Creating a territorial development strategy
in light of the LEADER experience
[ Index ]
The territorial approach in rural areas -
lessons learned from LEADER
1.2 The territorial approach: emergence and development
The emergence of the territorial approach was fostered by changing
consumer expectations and markets, the introduction of new
communication technologies and gradual changes in institutions.
- Urbanisation provided rural players with the opportunity to
satisfy the need of city-dwellers to escape to the countryside by
supplying quality provision in terms of accommodation, leisure and
cultural activities, etc. This led to the development of multiple
forms of rural tourism.
- Consumer demand for “regional” or “local” produce also
represents an economic opportunity for less productive agricultural
areas: it encourages local producers to process quality products on
a small scale on site and to regain a level of competitiveness by
highlighting the distinctive qualities of their own products.
- New communication technologies are helping to make rural areas
seem less remote by facilitating access to information, and thereby
creating the prerequisites for setting up new businesses.
- Local, regional, national and European institutions are
becoming increasingly aware of territorial development approaches,
even though the problems of distributing powers among the various
decision-making levels are far from resolved.
These changes will no doubt intensify still further. According to a
number of sources, demand for quality products, which currently
represents around 10% of the food product market, is set to rise
substantially. In Denmark for example, it is estimated that, between
now and the year 2010, quality products in all categories will
account for nearly 30% of the agri-food market.
Combined with economic globalisation, these changes will prompt
rural areas - especially those where agriculture is no longer the
main activity - to increase their competitiveness by capitalising on
their distinctive assets in terms of natural resources, heritage,
knowledge and know-how.
Moreover, in parallel with the likely increase in competition
between areas, it is also likely that there will be greater emphasis
on networking and collaboration. This has already been heralded by

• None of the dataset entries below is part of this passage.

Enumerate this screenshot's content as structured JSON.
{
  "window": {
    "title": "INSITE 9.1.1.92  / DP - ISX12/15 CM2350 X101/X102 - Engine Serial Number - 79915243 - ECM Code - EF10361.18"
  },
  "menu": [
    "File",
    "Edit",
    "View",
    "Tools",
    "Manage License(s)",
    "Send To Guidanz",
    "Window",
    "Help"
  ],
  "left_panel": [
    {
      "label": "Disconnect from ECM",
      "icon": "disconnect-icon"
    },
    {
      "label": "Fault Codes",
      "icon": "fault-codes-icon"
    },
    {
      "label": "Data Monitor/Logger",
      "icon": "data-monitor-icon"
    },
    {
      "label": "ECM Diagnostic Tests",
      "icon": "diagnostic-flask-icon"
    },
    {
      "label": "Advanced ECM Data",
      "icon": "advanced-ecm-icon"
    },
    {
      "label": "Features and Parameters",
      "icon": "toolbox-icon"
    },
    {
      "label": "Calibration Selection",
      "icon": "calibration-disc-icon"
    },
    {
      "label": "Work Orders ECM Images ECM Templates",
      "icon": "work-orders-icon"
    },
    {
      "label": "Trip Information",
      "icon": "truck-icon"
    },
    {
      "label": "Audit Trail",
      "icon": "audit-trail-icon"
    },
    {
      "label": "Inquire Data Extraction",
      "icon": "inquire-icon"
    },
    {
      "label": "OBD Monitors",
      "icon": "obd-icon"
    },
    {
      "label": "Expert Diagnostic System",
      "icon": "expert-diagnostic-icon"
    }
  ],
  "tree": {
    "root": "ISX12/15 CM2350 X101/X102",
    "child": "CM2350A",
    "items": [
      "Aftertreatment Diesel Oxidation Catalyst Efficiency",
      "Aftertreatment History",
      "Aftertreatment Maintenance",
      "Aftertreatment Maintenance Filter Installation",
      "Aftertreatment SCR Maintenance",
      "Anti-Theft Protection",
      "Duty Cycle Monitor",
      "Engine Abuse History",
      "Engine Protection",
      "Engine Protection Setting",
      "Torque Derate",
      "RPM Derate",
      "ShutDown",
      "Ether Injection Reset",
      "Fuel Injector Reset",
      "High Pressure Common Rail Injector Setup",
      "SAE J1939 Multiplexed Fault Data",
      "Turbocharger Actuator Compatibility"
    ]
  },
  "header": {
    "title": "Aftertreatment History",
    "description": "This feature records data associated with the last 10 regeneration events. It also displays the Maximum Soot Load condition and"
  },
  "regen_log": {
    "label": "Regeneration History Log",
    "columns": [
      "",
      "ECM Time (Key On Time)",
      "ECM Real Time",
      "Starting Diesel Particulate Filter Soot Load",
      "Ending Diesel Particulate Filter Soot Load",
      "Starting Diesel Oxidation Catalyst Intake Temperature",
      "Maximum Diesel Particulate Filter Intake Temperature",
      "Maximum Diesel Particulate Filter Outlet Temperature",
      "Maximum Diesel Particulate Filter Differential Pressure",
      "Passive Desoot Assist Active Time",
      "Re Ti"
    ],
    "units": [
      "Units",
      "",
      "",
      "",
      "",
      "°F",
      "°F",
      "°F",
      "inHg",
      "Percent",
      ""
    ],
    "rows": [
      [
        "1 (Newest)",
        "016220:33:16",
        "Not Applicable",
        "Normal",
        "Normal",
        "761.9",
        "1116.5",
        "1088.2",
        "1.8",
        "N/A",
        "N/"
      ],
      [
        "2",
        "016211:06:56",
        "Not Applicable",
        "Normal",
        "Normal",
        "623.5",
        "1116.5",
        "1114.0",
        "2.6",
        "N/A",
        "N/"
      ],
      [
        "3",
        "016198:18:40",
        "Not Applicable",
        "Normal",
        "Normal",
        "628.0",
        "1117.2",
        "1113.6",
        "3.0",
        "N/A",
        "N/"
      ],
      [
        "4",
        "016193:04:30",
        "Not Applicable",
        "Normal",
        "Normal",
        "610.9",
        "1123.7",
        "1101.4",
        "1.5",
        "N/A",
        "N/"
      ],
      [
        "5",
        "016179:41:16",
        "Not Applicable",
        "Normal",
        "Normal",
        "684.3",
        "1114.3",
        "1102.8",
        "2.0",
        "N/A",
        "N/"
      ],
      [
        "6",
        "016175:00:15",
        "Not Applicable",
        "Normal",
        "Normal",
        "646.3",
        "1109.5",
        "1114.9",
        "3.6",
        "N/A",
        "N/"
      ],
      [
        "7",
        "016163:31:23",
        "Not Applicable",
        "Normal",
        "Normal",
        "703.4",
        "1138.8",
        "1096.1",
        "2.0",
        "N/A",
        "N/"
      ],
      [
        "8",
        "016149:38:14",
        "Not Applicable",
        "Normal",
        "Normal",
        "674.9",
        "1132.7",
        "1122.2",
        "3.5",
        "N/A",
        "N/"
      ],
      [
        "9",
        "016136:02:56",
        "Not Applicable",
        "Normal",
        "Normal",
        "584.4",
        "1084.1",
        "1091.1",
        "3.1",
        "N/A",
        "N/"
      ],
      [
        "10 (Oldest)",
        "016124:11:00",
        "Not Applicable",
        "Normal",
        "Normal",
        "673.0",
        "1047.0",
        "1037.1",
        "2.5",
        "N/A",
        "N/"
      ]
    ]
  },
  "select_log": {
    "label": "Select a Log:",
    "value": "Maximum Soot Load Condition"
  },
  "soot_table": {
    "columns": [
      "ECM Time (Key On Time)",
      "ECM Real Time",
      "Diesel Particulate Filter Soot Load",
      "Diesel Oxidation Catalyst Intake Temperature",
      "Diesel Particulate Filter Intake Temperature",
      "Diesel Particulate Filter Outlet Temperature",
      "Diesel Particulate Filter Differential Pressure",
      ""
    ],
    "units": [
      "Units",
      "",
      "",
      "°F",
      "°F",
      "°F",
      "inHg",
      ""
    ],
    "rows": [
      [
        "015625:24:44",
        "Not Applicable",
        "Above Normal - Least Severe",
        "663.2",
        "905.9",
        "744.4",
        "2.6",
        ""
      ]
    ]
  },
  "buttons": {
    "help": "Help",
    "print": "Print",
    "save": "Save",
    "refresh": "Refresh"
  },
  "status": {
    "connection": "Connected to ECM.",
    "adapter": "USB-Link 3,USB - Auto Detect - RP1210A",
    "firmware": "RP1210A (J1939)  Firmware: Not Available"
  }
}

the increased cooperation between LEADER groups and the emergence of
regional, national and transnational networks.
“Paralelo 40” is a network created in 1996 by nine LEADER groups
(five Spanish and four Portuguese) operating on or close to the 40th
parallel, with the aim of jointly promoting their tourism resources.
A joint Internet site has been set up to promote their craft and
tourist products. The network included 147 business firms in 1999
and a further 667 were planning to join. This instrument should
enable these remote firms to improve their market competitiveness.
The territorial approach will doubtless become ever more complex: in
addition to economic globalisation, information is tending to become
global, completely overturning notions of space and distance. It has
led to the formation of a multitude of virtual, thematic areas, for
which some types of link with physical areas and real living
environments will need to be found.
In other words, the links between each rural area and the outside
world will be considerably enhanced. However, although there are
ever greater possibilities for accessing new markets (it is, for
example, relatively easy for rural producers to market their
products on the Internet as it can be accessed from anywhere on the
planet), the distance factor will provide less and less protection
What attitude should rural areas adopt in this context? How should
they respond to such changes, to the relocation of activities, the
emergence of networks, etc? How can rural areas cope with the ever
faster breakdown of traditional forms of organisation due to market
globalisation, and how can they offset the decline in activities
that do not form part of this dynamic? How can such areas, which are
already facing restructuring or even depopulation, rediscover their
own dynamic in a global context that itself is undergoing far-
reaching change? In short, how can they regain their competitiveness
The crux of the issue is, more than ever, to:
- “understand what is happening by gaining a deeper knowledge of
territorial approaches that offer the key to grasping contextual
changes, globalisation, networks, the new area ‘geography’, etc;
- turn the area (hitherto the result of unconscious development)
into a project to pool knowledge and languages and create a sense of
identity, enabling the men and women living in the area to discover
the reasons and advantages of their physical environment and to
actively develop their collective intelligence” (according to E.
Rullani, “Trasformazioni produttive e trasformazione delle
istituzioni”, in Sviluppo locale, vol. V, no. 8, 1998).
As the territorial approach spreads and becomes the subject of a
growing consensus, the concept takes a broader and more open form.
It no longer corresponds to the strictly endogenous development
approach that it was saddled with in the early 1990s. Relations with
the outside world are playing an increasing role, and partnership of
“variable geometry” networks and links with a multitude of virtual
areas are becoming essential elements of territorial development